With this session of Congress entering its final days before members call it quits until the election, the fate of two bills important to the Chesapeake remains uncertain.
Both the House and Senate have approved bills reauthorizing the Bay Program and establishing a new program aimed at restoring 1 million acres of estuarine habitat nationwide.
But so far, the two chambers have not resolved the minor differences between the House and Senate versions of each bill, which would clear the way for final approval.
The Chesapeake Bay Restoration Act authorizes the continued operation of the federal Bay Program through 2005 and calls for giving it up to $30 million a year — nearly $12 million more than it now receives.
Although Congress has continued to fund the Bay Program, its legal authorization actually expired in 1992. The new bill updates the original federal legislation creating the Bay Program by seeking to ensure greater participation by federal agencies working in the watershed and by clearing up technical details that prevented local groups from using watershed grants for certain restoration activities.
The bill also permanently establishes a Small Watershed Grants Program for the region. That program already exists, but only because Congress has specifically allocated $750,000 for it in each of the past three years. The new bill would make future funding nearly automatic. The grants program helps local governments and organizations launch efforts that meet their goals and help the Bay.
The bill was approved unanimously in the Senate and by a 412-7 vote in the House.
The Estuary Habitat Restoration Partnership Act calls for spending $315 million over the next five years to fund restoration projects by nonprofit organizations, schools, state and local governments, and others in coastal areas. The goal is to restore 1 million acres of habitat in estuaries nationwide over the next decade.
Under the bill, the federal government would pay up to 65 percent for restoration projects, with local organizations or governments providing the other 35 percent.
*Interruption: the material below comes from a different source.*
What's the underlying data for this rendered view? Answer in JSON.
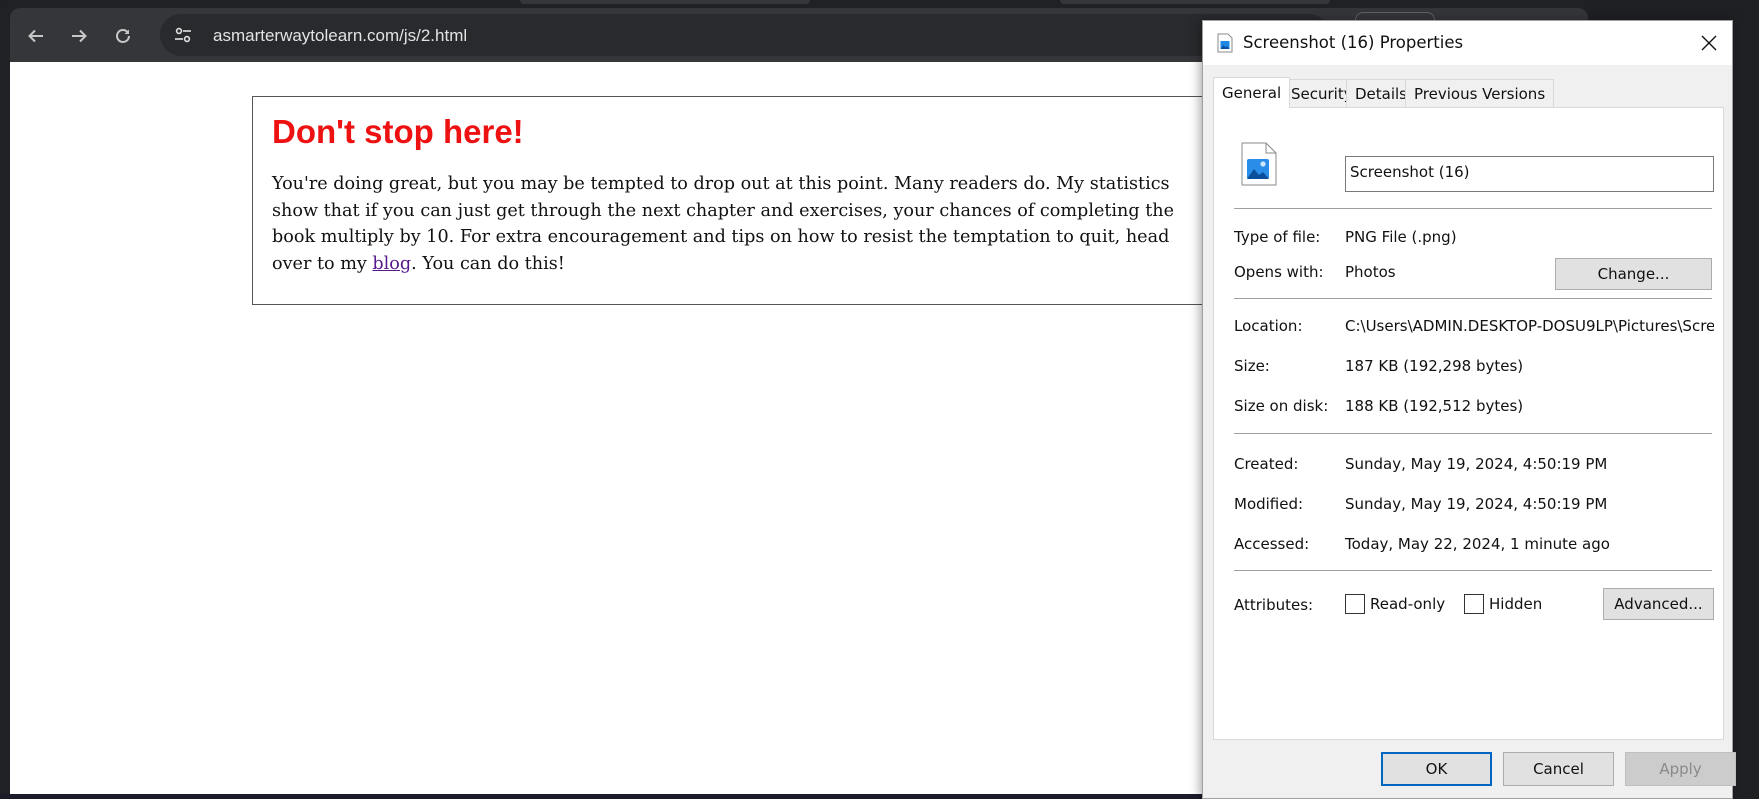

The local match could be in the form of money, labor or donation of land.
Many coastal areas, including the Bay, have lost huge amounts of habitat to pollution and development; the Chesapeake alone has lost about 90 percent of its underwater grass beds in recent decades.
Although the bill has been approved in both the Senate and House, minor differences must be worked out.